Remember, Hashimoto’s is not a thyroid disease but an immune disorder and it is the immune system that must be addressed (even though thyroid replacement hormones may be warranted if enough thyroid tissue has been destroyed). In order to successfully modulate Hashimoto’s and prevent future autoimmune diseases and enjoy a better quality of life, a basic understanding of the immune system is the first step. Another very important factor, therefore, in managing someone with Hashimoto’s disease is to evaluate as to whether they are what’s known as TH-1 dominant or TH-2 dominant. If Hashimoto’s has been triggered by active infection, remove the antigen that supports the TH dominant pathway differently or focus on restoring the immune barrier of the gut and the brain. Because the lining of the digestive tract is an important immune barrier, poor gut health is a significant factor in triggering autoimmune diseases such as Hashimoto’s, as well as functional hypothyroidism.
The thyroid-gut connection
One of the first things to go in a poor digestive environment is the balance of healthy gut flora in the intestines, and 20% of healthy thyroid activity depends on healthy gut bacteria. Poor digestive function depletes the body of nutrients that support thyroid health, particularly zinc, tyrosine and selenium, and vitamins A and D. Also common, faulty digestion is believed to be a leading cause of autoimmune disorders, including Hashimoto’s, since at least 60% of the immune system is located in the digestive tract.

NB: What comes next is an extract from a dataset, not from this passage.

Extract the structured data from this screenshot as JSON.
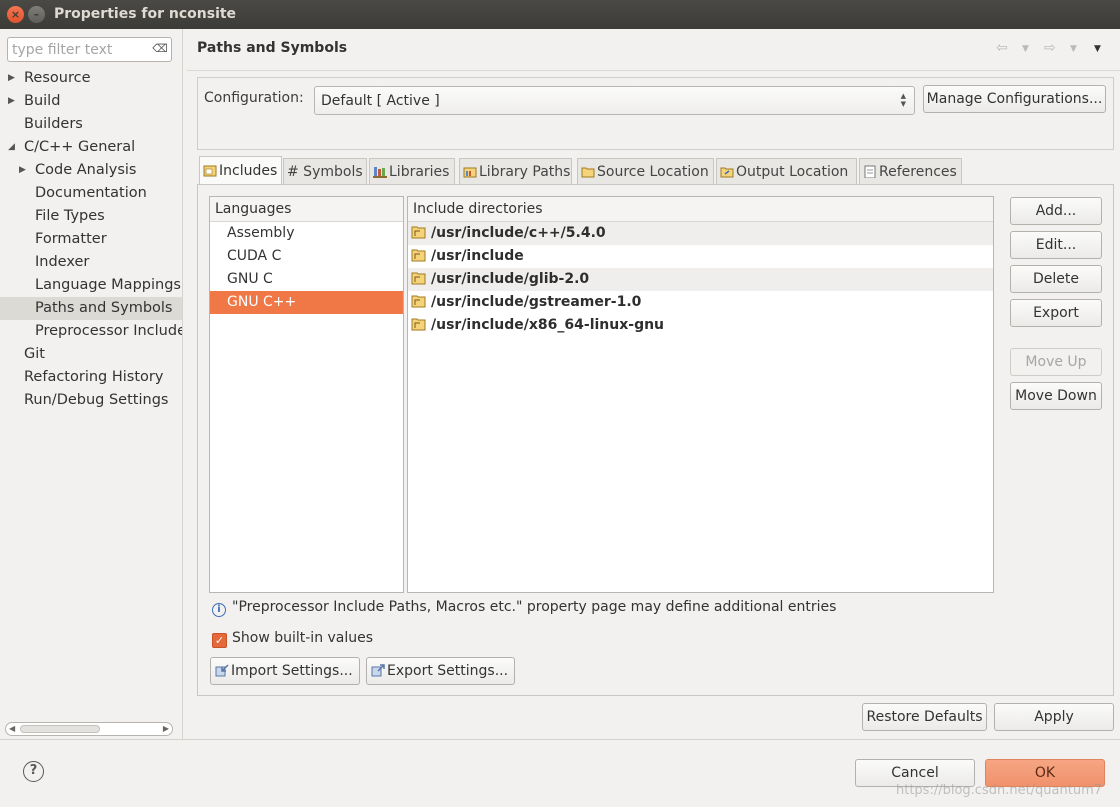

Adrenal stress and hypothyroidism
Low thyroid function is almost always secondary to some other condition, often adrenal stress. Chronic adrenal stress does the following:
• Affects communication between the brain and the hormone glands
• Hypothalamus and pituitary gland direct hormone production, including that of the thyroid. When the hypothalamus and pituitary weaken due to chronic adrenal stress, they are not able to communicate well with the thyroid gland.
• Increases thyroid binding protein activity so that thyroid hormones cannot get into the cells to do their job.
• Hampers the conversion of T4 to active forms of T3 that the body can use.
•Stymies the detoxification pathways through which unnecessary thyroid hormones exit the body, leading to thyroid hormone resistance.
• Causes cells to lose sensitivity to thyroid hormones.
• Weakens the immune barriers of the digestive tract, lungs and brain; weakens the immune system; and promotes poor immune regulation.
These factors increase the risk of triggering Hashimoto’s or exacerbating it.